- **Exercise description**
Where does the string "title" appear in the records? Copy every line that contains it.

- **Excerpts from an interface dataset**
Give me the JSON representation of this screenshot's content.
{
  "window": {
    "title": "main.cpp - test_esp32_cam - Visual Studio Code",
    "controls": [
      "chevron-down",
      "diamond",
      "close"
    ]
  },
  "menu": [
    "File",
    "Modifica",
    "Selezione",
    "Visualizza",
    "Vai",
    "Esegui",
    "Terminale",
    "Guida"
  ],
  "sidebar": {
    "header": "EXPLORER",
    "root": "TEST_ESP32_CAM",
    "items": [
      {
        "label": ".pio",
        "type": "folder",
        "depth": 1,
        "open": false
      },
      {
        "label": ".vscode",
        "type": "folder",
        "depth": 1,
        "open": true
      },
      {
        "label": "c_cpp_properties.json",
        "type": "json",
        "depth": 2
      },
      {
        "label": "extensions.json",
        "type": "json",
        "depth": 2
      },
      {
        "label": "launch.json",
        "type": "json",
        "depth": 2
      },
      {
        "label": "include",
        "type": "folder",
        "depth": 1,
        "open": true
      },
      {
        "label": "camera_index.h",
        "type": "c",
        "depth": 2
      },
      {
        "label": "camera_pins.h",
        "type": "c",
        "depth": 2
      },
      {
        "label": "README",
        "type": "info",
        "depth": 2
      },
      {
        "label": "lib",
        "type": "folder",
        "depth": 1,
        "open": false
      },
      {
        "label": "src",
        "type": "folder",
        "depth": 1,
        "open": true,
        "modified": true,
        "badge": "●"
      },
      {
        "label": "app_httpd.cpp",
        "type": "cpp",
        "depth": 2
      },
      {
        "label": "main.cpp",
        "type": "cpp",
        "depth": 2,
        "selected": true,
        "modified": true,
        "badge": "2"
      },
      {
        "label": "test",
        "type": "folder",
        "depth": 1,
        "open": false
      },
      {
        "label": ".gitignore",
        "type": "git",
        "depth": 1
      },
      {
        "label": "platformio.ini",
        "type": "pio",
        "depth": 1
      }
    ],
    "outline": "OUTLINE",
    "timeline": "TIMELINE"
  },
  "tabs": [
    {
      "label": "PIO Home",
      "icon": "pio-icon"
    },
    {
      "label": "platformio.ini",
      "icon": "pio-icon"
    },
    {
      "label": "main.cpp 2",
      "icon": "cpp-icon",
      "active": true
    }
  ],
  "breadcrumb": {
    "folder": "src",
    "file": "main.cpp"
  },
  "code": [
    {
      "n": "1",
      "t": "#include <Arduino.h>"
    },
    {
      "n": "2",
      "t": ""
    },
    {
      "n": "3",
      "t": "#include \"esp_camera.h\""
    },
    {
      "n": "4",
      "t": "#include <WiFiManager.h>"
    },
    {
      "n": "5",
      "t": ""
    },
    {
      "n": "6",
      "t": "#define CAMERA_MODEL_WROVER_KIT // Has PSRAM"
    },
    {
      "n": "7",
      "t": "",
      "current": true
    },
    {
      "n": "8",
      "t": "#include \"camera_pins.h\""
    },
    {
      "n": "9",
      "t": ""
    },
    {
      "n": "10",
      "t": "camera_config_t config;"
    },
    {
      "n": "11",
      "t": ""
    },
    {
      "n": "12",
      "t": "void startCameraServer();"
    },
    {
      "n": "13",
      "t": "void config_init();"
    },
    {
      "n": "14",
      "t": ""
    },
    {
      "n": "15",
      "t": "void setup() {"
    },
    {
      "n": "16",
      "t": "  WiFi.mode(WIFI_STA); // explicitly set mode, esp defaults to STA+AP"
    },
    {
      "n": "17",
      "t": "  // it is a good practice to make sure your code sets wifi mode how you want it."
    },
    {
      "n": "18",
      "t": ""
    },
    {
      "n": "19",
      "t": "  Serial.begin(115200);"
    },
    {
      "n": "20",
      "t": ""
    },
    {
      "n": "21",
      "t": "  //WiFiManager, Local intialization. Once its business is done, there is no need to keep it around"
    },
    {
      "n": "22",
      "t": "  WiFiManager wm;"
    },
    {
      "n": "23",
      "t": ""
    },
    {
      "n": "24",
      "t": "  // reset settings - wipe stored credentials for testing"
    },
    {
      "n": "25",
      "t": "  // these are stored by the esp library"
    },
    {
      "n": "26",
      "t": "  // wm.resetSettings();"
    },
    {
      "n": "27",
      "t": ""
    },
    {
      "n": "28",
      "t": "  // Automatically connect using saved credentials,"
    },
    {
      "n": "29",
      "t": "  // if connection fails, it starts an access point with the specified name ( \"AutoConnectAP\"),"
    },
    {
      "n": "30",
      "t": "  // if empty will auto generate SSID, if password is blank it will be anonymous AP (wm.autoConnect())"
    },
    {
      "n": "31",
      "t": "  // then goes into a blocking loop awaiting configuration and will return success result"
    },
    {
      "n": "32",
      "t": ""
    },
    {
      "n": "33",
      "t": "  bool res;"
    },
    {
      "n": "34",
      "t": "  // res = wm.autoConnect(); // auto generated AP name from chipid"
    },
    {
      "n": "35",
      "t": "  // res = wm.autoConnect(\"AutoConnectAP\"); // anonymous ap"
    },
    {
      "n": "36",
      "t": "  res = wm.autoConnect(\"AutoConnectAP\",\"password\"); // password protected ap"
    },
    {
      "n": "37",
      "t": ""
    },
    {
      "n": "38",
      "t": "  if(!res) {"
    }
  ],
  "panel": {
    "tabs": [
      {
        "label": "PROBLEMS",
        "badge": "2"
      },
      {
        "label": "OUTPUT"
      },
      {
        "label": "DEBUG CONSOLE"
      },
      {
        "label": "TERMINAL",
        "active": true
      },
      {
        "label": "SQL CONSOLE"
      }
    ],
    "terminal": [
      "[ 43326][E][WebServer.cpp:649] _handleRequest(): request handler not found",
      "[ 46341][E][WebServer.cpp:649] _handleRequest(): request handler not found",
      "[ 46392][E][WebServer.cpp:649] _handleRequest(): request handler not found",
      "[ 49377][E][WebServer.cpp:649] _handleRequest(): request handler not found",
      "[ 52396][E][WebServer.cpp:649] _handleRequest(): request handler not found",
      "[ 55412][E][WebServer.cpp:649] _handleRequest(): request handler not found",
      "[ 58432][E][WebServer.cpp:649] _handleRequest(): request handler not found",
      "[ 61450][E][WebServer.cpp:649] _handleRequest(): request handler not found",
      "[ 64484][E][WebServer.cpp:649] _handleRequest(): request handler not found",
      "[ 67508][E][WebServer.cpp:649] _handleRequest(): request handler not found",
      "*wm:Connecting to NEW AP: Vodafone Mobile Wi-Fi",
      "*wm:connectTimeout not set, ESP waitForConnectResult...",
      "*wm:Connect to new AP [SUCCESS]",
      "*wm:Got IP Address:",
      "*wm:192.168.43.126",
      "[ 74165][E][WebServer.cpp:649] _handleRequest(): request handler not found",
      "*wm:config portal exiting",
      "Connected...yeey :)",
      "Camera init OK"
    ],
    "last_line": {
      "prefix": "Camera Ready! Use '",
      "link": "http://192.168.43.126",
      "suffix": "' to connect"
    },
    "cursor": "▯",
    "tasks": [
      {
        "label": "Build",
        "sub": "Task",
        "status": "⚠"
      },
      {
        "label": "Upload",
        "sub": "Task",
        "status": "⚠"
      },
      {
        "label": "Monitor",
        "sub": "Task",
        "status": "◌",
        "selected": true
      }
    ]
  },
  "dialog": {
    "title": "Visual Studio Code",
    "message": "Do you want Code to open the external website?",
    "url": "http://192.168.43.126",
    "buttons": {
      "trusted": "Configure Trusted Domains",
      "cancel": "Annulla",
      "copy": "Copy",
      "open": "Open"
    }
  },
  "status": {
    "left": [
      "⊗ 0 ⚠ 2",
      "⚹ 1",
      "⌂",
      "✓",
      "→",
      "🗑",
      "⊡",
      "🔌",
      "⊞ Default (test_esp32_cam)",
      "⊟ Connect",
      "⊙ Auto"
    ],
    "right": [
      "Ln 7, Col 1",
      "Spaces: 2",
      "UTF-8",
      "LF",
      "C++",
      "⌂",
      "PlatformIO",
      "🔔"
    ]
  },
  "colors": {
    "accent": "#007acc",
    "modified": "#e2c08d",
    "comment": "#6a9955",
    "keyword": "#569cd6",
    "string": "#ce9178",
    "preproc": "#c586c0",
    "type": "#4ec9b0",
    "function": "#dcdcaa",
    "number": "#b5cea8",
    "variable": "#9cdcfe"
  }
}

- **Task answer**
    "title": "main.cpp - test_esp32_cam - Visual Studio Code",
    "title": "Visual Studio Code",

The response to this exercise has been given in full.